Behind The Ghunghatby Piroj Wadia December 12 2015, 12:21 pm Estimated Reading Time: 2 mins, 46 secs
Is it possible to have a conversation around Gender and Sexuality vis-à-vis television content? I would say NO! Indian television is still in its infancy regards creating and discussing the issue.
Largely, women on Indian television are boxed in as stereotypes. Although in the mid- 1990s, some soaps projected women in different roles of wife, mother and homemaker. They also dealt with issues of working women, divorce, extra-marital relationships, sexual harassment, rape, abortion – and women fighting for their rights.
But all too soon domesticated women characters in popular TV soaps began to dominate the small screen as Ekta Kapoor’s formula for popularity and success of television soaps was emulated by others. Attempts are being made at projecting women as professionals, corporate heads, etc.
Yet, despite the ghunghat shackled women characters in popular soaps, there are variations on the theme.
Diya Aur Baati Hum
Underneath the ghungat, Sandhya Singh trains for the Indian Police Service . In the process, she breaks the boundaries of her confined existence of middle-class values. Sooraj and Sandhya get married under strained circumstances.
Sandhya struggles with her strict mother-in-law, who does not accept that her daughter-in-law could become a police officer. It’s her husband Sooraj, who becomes her strength and helps her to fulfill her dream. At the police academy she allows herself to be subjected to the rigours of the regimen, yet doesn’t lose her femininity when she goes home. In a small town it’s a rare sight to see a trouser clad police officer in a jeep.
Anandi, born into poverty, brought up and bound by tradition and restrictions breaks out of the mould of a suffering child bride.

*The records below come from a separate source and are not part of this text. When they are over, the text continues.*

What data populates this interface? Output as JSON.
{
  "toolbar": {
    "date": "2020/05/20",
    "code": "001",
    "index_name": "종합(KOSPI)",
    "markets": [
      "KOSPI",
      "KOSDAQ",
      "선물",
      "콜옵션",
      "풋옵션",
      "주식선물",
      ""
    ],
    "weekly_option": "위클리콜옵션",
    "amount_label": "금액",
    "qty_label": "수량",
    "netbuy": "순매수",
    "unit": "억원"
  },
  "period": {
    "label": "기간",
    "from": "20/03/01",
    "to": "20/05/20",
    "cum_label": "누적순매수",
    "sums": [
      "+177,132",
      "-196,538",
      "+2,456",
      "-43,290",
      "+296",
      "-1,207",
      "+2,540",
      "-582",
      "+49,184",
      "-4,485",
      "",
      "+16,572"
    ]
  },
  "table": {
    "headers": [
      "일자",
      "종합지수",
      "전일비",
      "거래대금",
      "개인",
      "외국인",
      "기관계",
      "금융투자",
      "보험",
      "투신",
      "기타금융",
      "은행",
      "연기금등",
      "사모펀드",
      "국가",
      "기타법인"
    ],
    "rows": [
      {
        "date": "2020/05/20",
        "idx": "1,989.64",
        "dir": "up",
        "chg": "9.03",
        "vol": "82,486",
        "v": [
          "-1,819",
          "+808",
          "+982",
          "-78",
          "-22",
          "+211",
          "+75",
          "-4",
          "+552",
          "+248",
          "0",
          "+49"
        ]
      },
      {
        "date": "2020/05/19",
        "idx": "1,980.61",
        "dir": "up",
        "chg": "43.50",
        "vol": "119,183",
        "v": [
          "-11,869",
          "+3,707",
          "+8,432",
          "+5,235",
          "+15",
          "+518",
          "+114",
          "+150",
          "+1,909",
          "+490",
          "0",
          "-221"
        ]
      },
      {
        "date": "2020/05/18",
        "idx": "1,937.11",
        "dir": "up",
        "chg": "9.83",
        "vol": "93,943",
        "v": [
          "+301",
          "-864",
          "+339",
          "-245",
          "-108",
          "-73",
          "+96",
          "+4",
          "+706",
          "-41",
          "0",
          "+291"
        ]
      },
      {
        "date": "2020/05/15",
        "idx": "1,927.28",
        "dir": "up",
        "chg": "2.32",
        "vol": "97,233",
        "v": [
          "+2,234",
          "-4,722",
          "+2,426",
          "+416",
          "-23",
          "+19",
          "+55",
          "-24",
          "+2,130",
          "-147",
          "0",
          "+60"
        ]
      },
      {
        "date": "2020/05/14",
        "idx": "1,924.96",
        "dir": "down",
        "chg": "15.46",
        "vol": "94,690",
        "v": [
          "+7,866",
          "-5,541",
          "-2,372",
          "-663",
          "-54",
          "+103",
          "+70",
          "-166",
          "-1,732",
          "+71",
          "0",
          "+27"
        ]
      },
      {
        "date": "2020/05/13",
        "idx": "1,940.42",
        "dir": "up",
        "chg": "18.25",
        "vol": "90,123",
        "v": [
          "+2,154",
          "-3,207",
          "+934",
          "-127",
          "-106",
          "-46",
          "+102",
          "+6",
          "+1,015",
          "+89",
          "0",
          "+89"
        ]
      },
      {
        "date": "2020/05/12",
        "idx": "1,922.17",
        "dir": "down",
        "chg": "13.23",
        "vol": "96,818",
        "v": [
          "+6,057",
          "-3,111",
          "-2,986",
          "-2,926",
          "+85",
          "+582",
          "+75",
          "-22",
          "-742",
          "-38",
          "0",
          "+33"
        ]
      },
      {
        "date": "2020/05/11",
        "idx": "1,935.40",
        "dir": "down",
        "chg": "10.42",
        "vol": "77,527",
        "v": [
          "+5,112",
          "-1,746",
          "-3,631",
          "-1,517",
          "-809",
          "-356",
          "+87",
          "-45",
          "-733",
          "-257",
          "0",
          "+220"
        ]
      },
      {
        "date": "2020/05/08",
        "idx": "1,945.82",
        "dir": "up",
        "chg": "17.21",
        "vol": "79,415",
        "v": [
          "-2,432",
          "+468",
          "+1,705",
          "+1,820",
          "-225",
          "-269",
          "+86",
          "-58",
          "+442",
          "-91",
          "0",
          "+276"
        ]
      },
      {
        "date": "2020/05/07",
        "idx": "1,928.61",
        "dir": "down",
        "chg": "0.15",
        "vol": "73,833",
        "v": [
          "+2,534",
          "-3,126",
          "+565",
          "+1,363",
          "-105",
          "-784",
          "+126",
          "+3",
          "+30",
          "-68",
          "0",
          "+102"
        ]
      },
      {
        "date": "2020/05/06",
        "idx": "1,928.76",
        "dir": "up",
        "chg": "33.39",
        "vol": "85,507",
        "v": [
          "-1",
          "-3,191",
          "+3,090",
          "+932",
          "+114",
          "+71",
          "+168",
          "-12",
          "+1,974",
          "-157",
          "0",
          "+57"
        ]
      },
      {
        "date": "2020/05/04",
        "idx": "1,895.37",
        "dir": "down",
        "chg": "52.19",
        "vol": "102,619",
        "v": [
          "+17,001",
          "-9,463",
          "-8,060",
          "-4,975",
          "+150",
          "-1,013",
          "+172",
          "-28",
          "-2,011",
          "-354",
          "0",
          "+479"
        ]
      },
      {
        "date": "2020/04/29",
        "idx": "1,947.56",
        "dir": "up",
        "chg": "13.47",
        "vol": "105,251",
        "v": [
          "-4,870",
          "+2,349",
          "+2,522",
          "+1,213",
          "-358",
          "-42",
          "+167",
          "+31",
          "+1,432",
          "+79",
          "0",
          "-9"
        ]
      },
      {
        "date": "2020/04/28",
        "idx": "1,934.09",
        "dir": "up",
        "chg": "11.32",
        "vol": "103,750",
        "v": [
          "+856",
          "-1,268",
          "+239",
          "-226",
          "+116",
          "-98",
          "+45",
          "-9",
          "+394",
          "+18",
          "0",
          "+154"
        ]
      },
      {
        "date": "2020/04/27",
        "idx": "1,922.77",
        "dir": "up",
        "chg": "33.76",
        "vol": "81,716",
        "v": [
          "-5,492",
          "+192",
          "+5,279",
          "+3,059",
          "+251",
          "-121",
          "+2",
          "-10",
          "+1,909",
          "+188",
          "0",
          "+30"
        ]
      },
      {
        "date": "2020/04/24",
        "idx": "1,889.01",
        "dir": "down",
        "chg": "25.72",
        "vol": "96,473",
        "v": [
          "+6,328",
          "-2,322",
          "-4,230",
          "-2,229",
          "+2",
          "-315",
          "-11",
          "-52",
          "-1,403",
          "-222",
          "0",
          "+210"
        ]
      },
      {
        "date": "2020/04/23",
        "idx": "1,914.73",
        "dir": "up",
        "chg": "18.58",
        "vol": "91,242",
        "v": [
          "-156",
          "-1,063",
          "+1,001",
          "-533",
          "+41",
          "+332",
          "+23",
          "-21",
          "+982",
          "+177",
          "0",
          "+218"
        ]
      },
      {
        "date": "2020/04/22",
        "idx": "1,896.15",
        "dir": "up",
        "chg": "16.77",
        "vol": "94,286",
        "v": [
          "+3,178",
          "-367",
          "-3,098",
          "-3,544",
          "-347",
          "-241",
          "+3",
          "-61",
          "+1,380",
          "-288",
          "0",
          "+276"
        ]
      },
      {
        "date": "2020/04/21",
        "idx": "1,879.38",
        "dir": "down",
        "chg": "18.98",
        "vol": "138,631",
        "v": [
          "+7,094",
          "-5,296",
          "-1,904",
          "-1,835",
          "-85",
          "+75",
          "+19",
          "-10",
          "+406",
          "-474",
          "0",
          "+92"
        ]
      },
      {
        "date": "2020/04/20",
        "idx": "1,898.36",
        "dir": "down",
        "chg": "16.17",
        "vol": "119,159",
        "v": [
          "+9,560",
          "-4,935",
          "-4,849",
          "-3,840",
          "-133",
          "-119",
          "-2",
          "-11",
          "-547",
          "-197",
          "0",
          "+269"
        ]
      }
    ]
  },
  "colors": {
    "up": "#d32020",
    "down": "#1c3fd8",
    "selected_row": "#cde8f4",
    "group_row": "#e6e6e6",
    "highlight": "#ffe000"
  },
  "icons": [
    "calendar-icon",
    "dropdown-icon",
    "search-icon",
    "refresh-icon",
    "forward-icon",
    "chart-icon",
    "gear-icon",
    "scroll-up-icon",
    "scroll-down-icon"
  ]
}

As an aware adult, she divorces her errant husband, gets herself an education and a vocation as an activist. She heads the village panchayat and even remarries. She remains ever the epitome of a liberated progressive woman in the village society which is restricted by tradition.
Bharat Ka Veer Putra- Maharana Pratap
This historical saga shows a teenaged Kunwar Jagmal cross-dressing and is a fey prince as he grows up and seeks refuge in Akbar’s court.
The latter has seen through his weakness for baubles. One the other hand, as Pratap is headed on a mission to rescue an abducted princess he is joined by another princess in warrior garb. The Rajput princesses were known to be combat ready; johar wasn’t the first option.
Jaane Kya Hoga Rama Re
This new show on air has just introduced Supriya Pathak’s character Rambhateri. The tough-as-nails prison activist is going to clean up Model Town.
Dressed in a traditional ghagra and kurta, her body language talks tough. She is complimented by Nandita (Nandu) a jean-clad bike-riding Model Town’s concerned activist.
In the 1990s, Zee TV’s seminal prime time show Tara introduced Indian audiences to young urban women who lived away from their families in small towns, who pursued their careers and relationships in the big city. They smoked, they drank, and they were the liberated brigade of young women. It was a sea-change from Doordarshan’s bulky sari clad women characters. But for sure this was short lived. For soon the mangalsutra and the zari saris were back.